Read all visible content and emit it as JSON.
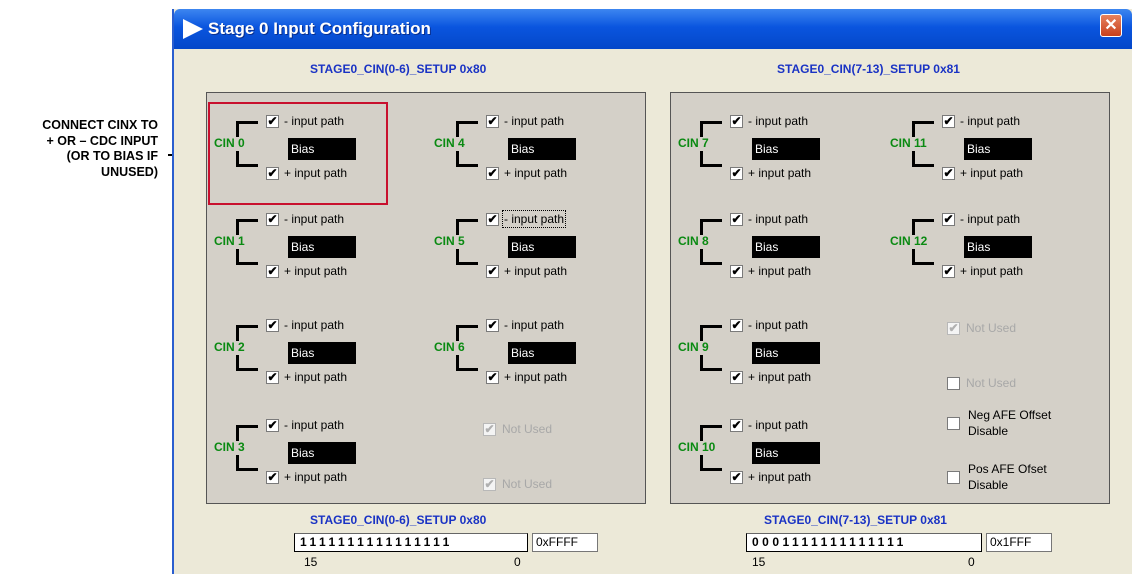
{
  "callout": {
    "lines": [
      "CONNECT CINX TO",
      "+ OR – CDC INPUT",
      "(OR TO BIAS IF",
      "UNUSED)"
    ]
  },
  "window": {
    "title": "Stage 0 Input Configuration",
    "close_glyph": "✕",
    "icon": "play-arrow-icon"
  },
  "left_panel": {
    "header": "STAGE0_CIN(0-6)_SETUP 0x80",
    "cins": [
      {
        "label": "CIN 0",
        "top": "- input path",
        "top_checked": true,
        "bottom": "+ input path",
        "bottom_checked": true,
        "bias": "Bias"
      },
      {
        "label": "CIN 4",
        "top": "- input path",
        "top_checked": true,
        "bottom": "+ input path",
        "bottom_checked": true,
        "bias": "Bias"
      },
      {
        "label": "CIN 1",
        "top": "- input path",
        "top_checked": true,
        "bottom": "+ input path",
        "bottom_checked": true,
        "bias": "Bias"
      },
      {
        "label": "CIN 5",
        "top": "- input path",
        "top_checked": true,
        "bottom": "+ input path",
        "bottom_checked": true,
        "bias": "Bias"
      },
      {
        "label": "CIN 2",
        "top": "- input path",
        "top_checked": true,
        "bottom": "+ input path",
        "bottom_checked": true,
        "bias": "Bias"
      },
      {
        "label": "CIN 6",
        "top": "- input path",
        "top_checked": true,
        "bottom": "+ input path",
        "bottom_checked": true,
        "bias": "Bias"
      },
      {
        "label": "CIN 3",
        "top": "- input path",
        "top_checked": true,
        "bottom": "+ input path",
        "bottom_checked": true,
        "bias": "Bias"
      }
    ],
    "not_used": [
      "Not Used",
      "Not Used"
    ]
  },
  "right_panel": {
    "header": "STAGE0_CIN(7-13)_SETUP 0x81",
    "cins": [
      {
        "label": "CIN 7",
        "top": "- input path",
        "top_checked": true,
        "bottom": "+ input path",
        "bottom_checked": true,
        "bias": "Bias"
      },
      {
        "label": "CIN 11",
        "top": "- input path",
        "top_checked": true,
        "bottom": "+ input path",
        "bottom_checked": true,
        "bias": "Bias"
      },
      {
        "label": "CIN 8",
        "top": "- input path",
        "top_checked": true,
        "bottom": "+ input path",
        "bottom_checked": true,
        "bias": "Bias"
      },
      {
        "label": "CIN 12",
        "top": "- input path",
        "top_checked": true,
        "bottom": "+ input path",
        "bottom_checked": true,
        "bias": "Bias"
      },
      {
        "label": "CIN 9",
        "top": "- input path",
        "top_checked": true,
        "bottom": "+ input path",
        "bottom_checked": true,
        "bias": "Bias"
      },
      {
        "label": "CIN 10",
        "top": "- input path",
        "top_checked": true,
        "bottom": "+ input path",
        "bottom_checked": true,
        "bias": "Bias"
      }
    ],
    "not_used": [
      "Not Used",
      "Not Used"
    ],
    "neg_afe": {
      "line1": "Neg AFE Offset",
      "line2": "Disable",
      "checked": false
    },
    "pos_afe": {
      "line1": "Pos AFE Ofset",
      "line2": "Disable",
      "checked": false
    }
  },
  "registers": [
    {
      "header": "STAGE0_CIN(0-6)_SETUP 0x80",
      "bits": "1111111111111111",
      "value": "0xFFFF",
      "msb": "15",
      "lsb": "0"
    },
    {
      "header": "STAGE0_CIN(7-13)_SETUP 0x81",
      "bits": "0001111111111111",
      "value": "0x1FFF",
      "msb": "15",
      "lsb": "0"
    }
  ],
  "check_glyph": "✔",
  "colors": {
    "title_bar": "#0a55df",
    "header_text": "#1a33c4",
    "cin_label": "#0a8a12",
    "highlight_box": "#c8102e",
    "panel_bg": "#d4d0c8",
    "window_bg": "#ece9d8"
  }
}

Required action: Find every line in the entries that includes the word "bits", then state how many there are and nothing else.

Output of the task: 2